Best performances in a musical
Brooks Ashmansakas was touching in “The Prom,” and Anika Noni Rose came on like a wild blowtorch in John Doyle’s Classic Stage Company off-Broadway revival of “Carmen Jones.”
Best ensemble cast
The palm goes to People’s Light of Malvern, PA., for Paul Osborn’s “Morning’s at Seven,” a Broadway-worthy revival featuring a nonpareil cast mainly consisting of veteran company members.
Best revival of a modern play
“The Petrified Forest,” Robert Sherwood’s 1935 stage thriller, isn’t exactly new, but David Auburn’s no-nonsense revival for Massachusetts’ Berkshire Theatre Group proved it to be excitingly immediate.
Best classical production
David Staller’s conceptual staging of George Bernard Shaw’s “Heartbreak House,” produced off Broadway by the Gingold Theatrical Group, was the bet thing Mr. Staller has given us to date, which is saying something.
Best new play
Lincoln Center Theater’s off-Broadway premiere of Tom Stoppard’s “The Hard Problem” proved its 81-year-old author to be the Shaw of our time.
Best new musical
“Miss You Like Hell,” in which Quiara Alegra Hudes and Erin McKeown tell the tale of an undocumented immigrant and her long-estranged daughter, had its premiere by the Public Theater to powerfully moving effect.
Directors of the year
Lila Neugebauer, who staged “At Home at the Zoo” and “Mary Page Marlowe” off Broadway and “The Waverly Gallery” on Broadway, is an erstwhile up-and-comer who now ranks among our top stage directors.
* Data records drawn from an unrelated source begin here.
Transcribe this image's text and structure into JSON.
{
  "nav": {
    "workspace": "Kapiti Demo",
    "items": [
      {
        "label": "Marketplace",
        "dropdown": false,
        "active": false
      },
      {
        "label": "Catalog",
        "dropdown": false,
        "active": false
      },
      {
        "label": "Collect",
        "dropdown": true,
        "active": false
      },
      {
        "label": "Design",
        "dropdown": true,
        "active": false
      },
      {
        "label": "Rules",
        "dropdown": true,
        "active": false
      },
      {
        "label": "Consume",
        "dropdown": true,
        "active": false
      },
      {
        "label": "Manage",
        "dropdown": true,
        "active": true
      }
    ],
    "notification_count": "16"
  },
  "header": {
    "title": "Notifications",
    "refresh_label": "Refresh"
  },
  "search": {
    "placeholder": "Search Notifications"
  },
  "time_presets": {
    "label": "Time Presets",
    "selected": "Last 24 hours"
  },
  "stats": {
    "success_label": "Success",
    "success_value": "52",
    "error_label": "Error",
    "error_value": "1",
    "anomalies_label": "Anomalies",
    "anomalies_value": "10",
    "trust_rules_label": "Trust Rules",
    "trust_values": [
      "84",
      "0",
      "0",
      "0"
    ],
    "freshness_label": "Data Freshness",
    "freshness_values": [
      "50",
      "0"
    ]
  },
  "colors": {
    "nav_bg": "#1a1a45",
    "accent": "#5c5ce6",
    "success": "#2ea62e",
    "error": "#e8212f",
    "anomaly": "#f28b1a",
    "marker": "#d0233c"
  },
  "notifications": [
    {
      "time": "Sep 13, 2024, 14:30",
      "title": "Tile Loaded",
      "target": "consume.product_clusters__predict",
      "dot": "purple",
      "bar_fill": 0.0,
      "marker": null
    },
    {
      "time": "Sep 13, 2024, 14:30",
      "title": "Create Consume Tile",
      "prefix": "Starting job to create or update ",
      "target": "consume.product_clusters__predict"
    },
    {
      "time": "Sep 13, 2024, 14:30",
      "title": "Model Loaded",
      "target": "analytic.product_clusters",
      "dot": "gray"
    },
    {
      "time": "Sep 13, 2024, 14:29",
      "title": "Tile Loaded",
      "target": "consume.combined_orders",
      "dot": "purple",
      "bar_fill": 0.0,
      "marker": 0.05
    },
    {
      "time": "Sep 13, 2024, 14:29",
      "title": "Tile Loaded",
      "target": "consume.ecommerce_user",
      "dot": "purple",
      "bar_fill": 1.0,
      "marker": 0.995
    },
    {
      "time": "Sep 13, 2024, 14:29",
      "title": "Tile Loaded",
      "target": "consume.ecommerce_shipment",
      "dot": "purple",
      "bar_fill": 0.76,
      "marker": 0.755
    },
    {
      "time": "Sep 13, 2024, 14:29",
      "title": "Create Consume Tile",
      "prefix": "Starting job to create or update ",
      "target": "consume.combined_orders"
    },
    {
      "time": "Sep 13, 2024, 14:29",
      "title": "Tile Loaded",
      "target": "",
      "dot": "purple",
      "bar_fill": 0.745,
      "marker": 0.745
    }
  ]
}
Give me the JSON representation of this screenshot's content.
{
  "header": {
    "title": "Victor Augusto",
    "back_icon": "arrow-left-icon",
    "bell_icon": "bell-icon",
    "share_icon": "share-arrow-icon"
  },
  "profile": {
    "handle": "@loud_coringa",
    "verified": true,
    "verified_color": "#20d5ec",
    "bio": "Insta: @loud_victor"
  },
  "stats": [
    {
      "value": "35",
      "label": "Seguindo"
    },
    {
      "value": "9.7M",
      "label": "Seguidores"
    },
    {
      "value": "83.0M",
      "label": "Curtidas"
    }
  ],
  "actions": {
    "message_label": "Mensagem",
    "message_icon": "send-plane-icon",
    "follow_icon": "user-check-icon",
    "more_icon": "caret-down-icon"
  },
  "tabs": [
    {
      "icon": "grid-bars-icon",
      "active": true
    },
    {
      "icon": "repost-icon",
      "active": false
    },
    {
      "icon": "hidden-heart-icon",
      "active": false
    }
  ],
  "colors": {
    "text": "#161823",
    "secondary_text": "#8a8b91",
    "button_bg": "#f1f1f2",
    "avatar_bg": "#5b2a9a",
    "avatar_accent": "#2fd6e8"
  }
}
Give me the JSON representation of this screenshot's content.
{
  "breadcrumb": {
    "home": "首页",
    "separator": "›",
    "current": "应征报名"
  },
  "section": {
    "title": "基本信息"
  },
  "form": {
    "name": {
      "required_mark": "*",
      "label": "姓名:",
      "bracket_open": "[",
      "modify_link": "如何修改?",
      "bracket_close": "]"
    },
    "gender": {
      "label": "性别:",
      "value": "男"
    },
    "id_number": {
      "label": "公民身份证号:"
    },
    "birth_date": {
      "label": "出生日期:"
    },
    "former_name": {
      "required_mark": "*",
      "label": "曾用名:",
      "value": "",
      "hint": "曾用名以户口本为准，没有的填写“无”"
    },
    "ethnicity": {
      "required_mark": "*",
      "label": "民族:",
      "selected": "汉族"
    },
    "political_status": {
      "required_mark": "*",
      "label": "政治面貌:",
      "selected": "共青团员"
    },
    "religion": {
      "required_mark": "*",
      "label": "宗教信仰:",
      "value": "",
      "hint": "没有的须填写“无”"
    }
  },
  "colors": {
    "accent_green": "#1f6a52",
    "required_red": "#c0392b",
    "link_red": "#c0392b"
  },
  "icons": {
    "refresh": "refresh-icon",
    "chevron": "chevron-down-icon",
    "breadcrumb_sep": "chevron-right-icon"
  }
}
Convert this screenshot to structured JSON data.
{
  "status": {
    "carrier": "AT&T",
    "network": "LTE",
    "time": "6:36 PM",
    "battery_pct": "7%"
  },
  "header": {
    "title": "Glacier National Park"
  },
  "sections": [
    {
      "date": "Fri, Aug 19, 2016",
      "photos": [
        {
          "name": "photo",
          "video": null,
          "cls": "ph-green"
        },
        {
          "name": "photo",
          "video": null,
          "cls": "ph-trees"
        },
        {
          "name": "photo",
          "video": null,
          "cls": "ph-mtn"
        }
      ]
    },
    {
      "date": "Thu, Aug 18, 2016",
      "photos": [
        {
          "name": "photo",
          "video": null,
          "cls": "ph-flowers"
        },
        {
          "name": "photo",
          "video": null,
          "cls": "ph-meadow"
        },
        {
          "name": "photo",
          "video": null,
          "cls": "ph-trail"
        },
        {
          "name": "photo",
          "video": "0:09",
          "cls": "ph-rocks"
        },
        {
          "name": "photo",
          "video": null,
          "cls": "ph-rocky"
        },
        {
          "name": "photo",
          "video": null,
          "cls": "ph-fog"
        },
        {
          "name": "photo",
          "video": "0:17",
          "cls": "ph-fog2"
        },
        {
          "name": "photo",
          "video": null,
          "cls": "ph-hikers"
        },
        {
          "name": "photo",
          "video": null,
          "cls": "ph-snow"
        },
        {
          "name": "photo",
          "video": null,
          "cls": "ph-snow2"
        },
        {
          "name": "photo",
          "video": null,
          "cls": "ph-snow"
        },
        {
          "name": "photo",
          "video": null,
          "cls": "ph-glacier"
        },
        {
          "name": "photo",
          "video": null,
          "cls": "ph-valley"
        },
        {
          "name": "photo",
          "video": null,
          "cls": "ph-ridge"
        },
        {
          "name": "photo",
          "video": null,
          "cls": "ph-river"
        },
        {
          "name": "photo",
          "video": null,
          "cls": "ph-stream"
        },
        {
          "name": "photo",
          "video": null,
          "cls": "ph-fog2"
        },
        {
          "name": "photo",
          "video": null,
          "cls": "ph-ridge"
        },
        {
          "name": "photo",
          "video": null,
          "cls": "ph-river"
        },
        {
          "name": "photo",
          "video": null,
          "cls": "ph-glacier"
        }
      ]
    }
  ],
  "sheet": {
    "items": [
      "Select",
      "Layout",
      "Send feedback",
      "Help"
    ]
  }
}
As for Hunter Foster, who directed “The Drowsy Chaperone” for Goodspeed Musicals (about which more below) and “42nd Street” for Pennsylvania’s Bucks County Playhouse, he’s a wonder-worker who belongs on Broadway.
Company of the year
No company in America mounts more satisfying musical-comedy revivals than Goodspeed Musicals of East Haddam, Conn., which gave us superb stagings of “The Drowsy Chaperone,” “Oliver!” and “The Will Rogers Follies” by, respectively, Mr. Foster, Rob Ruggiero and Don Stephenson.
Playwright of the year
After going two decades without a Broadway production, Kenneth Lonergan hit the bull’s-eye twice in a row with unforgettable revivals of “Lobby Hero” and “The Waverly Gallery.” May “The Starry Messenger,” his best play to date, follow them there soon!
Mr. Teachout is the Journal’s drama critic.
Copyright 2018 Redhouse Performing Arts Center Inc. All rights reserved.